**Problem details**
Output every record exactly and leave each picture out.

[Data about app and page elements]
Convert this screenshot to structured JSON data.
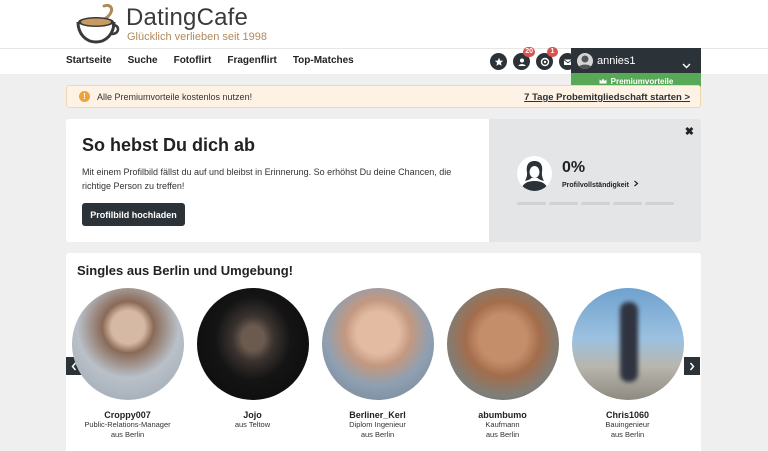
{
  "brand": {
    "name": "DatingCafe",
    "tagline": "Glücklich verlieben seit 1998"
  },
  "nav": {
    "items": [
      "Startseite",
      "Suche",
      "Fotoflirt",
      "Fragenflirt",
      "Top-Matches"
    ]
  },
  "header_icons": {
    "favorites": "star-icon",
    "visitors_badge": "20",
    "messages_badge": "1"
  },
  "user": {
    "name": "annies1",
    "premium_label": "Premiumvorteile"
  },
  "alert": {
    "text": "Alle Premiumvorteile kostenlos nutzen!",
    "link": "7 Tage Probemitgliedschaft starten"
  },
  "profile_card": {
    "title": "So hebst Du dich ab",
    "text": "Mit einem Profilbild fällst du auf und bleibst in Erinnerung. So erhöhst Du deine Chancen, die richtige Person zu treffen!",
    "button": "Profilbild hochladen",
    "completion": "0%",
    "completion_label": "Profilvollständigkeit"
  },
  "singles": {
    "title": "Singles aus Berlin und Umgebung!",
    "profiles": [
      {
        "name": "Croppy007",
        "line1": "Public-Relations-Manager",
        "line2": "aus Berlin"
      },
      {
        "name": "Jojo",
        "line1": "aus Teltow",
        "line2": ""
      },
      {
        "name": "Berliner_Kerl",
        "line1": "Diplom Ingenieur",
        "line2": "aus Berlin"
      },
      {
        "name": "abumbumo",
        "line1": "Kaufmann",
        "line2": "aus Berlin"
      },
      {
        "name": "Chris1060",
        "line1": "Bauingenieur",
        "line2": "aus Berlin"
      }
    ]
  },
  "colors": {
    "dark": "#2b3238",
    "premium_green": "#57a857",
    "alert_bg": "#fdf2e3",
    "badge_red": "#d9534f"
  }
}
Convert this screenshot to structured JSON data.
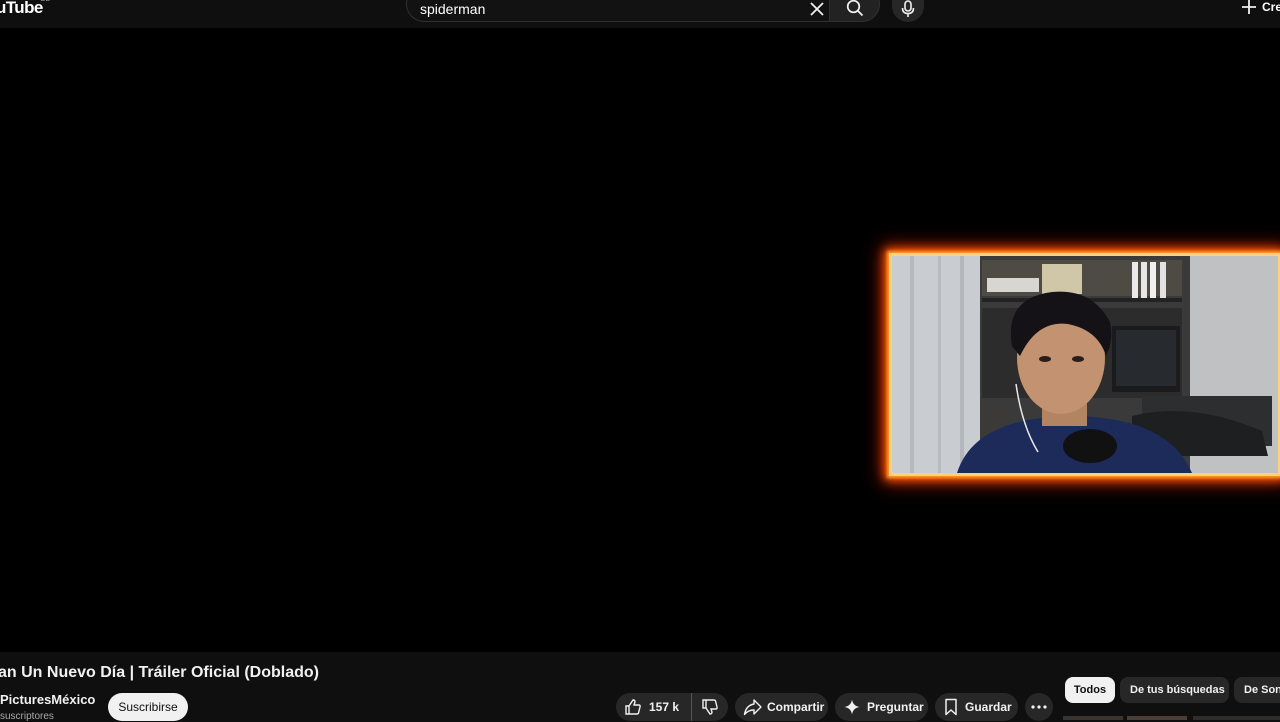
{
  "header": {
    "logo_text": "uTube",
    "logo_sup": "GB",
    "search_value": "spiderman",
    "create_label": "Cre"
  },
  "video": {
    "title": "an Un Nuevo Día | Tráiler Oficial (Doblado)",
    "channel_name": "PicturesMéxico",
    "subscriber_count": "suscriptores",
    "subscribe_label": "Suscribirse"
  },
  "actions": {
    "like_count": "157 k",
    "share_label": "Compartir",
    "ask_label": "Preguntar",
    "save_label": "Guardar"
  },
  "chips": [
    {
      "label": "Todos",
      "active": true
    },
    {
      "label": "De tus búsquedas",
      "active": false
    },
    {
      "label": "De Sony",
      "active": false
    }
  ],
  "icons": {
    "clear": "close-icon",
    "search": "search-icon",
    "mic": "mic-icon",
    "create": "plus-icon",
    "like": "thumbs-up-icon",
    "dislike": "thumbs-down-icon",
    "share": "share-arrow-icon",
    "ask": "sparkle-icon",
    "save": "bookmark-icon",
    "more": "more-horizontal-icon"
  },
  "colors": {
    "background": "#0f0f0f",
    "player_background": "#000000",
    "pill_background": "#272727",
    "fire_border": "#ff5a00"
  }
}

**Expected answer**
Convert this screenshot to structured JSON data.
{
  "brand": {
    "name": "DatingCafe",
    "tagline": "Glücklich verlieben seit 1998"
  },
  "nav": {
    "items": [
      "Startseite",
      "Suche",
      "Fotoflirt",
      "Fragenflirt",
      "Top-Matches"
    ]
  },
  "header_icons": {
    "favorites": "star-icon",
    "visitors_badge": "20",
    "messages_badge": "1"
  },
  "user": {
    "name": "annies1",
    "premium_label": "Premiumvorteile"
  },
  "alert": {
    "text": "Alle Premiumvorteile kostenlos nutzen!",
    "link": "7 Tage Probemitgliedschaft starten"
  },
  "profile_card": {
    "title": "So hebst Du dich ab",
    "text": "Mit einem Profilbild fällst du auf und bleibst in Erinnerung. So erhöhst Du deine Chancen, die richtige Person zu treffen!",
    "button": "Profilbild hochladen",
    "completion": "0%",
    "completion_label": "Profilvollständigkeit"
  },
  "singles": {
    "title": "Singles aus Berlin und Umgebung!",
    "profiles": [
      {
        "name": "Croppy007",
        "line1": "Public-Relations-Manager",
        "line2": "aus Berlin"
      },
      {
        "name": "Jojo",
        "line1": "aus Teltow",
        "line2": ""
      },
      {
        "name": "Berliner_Kerl",
        "line1": "Diplom Ingenieur",
        "line2": "aus Berlin"
      },
      {
        "name": "abumbumo",
        "line1": "Kaufmann",
        "line2": "aus Berlin"
      },
      {
        "name": "Chris1060",
        "line1": "Bauingenieur",
        "line2": "aus Berlin"
      }
    ]
  },
  "colors": {
    "dark": "#2b3238",
    "premium_green": "#57a857",
    "alert_bg": "#fdf2e3",
    "badge_red": "#d9534f"
  }
}
Convert this screenshot to structured JSON data.
{
  "header": {
    "logo_text": "uTube",
    "logo_sup": "GB",
    "search_value": "spiderman",
    "create_label": "Cre"
  },
  "video": {
    "title": "an Un Nuevo Día | Tráiler Oficial (Doblado)",
    "channel_name": "PicturesMéxico",
    "subscriber_count": "suscriptores",
    "subscribe_label": "Suscribirse"
  },
  "actions": {
    "like_count": "157 k",
    "share_label": "Compartir",
    "ask_label": "Preguntar",
    "save_label": "Guardar"
  },
  "chips": [
    {
      "label": "Todos",
      "active": true
    },
    {
      "label": "De tus búsquedas",
      "active": false
    },
    {
      "label": "De Sony",
      "active": false
    }
  ],
  "icons": {
    "clear": "close-icon",
    "search": "search-icon",
    "mic": "mic-icon",
    "create": "plus-icon",
    "like": "thumbs-up-icon",
    "dislike": "thumbs-down-icon",
    "share": "share-arrow-icon",
    "ask": "sparkle-icon",
    "save": "bookmark-icon",
    "more": "more-horizontal-icon"
  },
  "colors": {
    "background": "#0f0f0f",
    "player_background": "#000000",
    "pill_background": "#272727",
    "fire_border": "#ff5a00"
  }
}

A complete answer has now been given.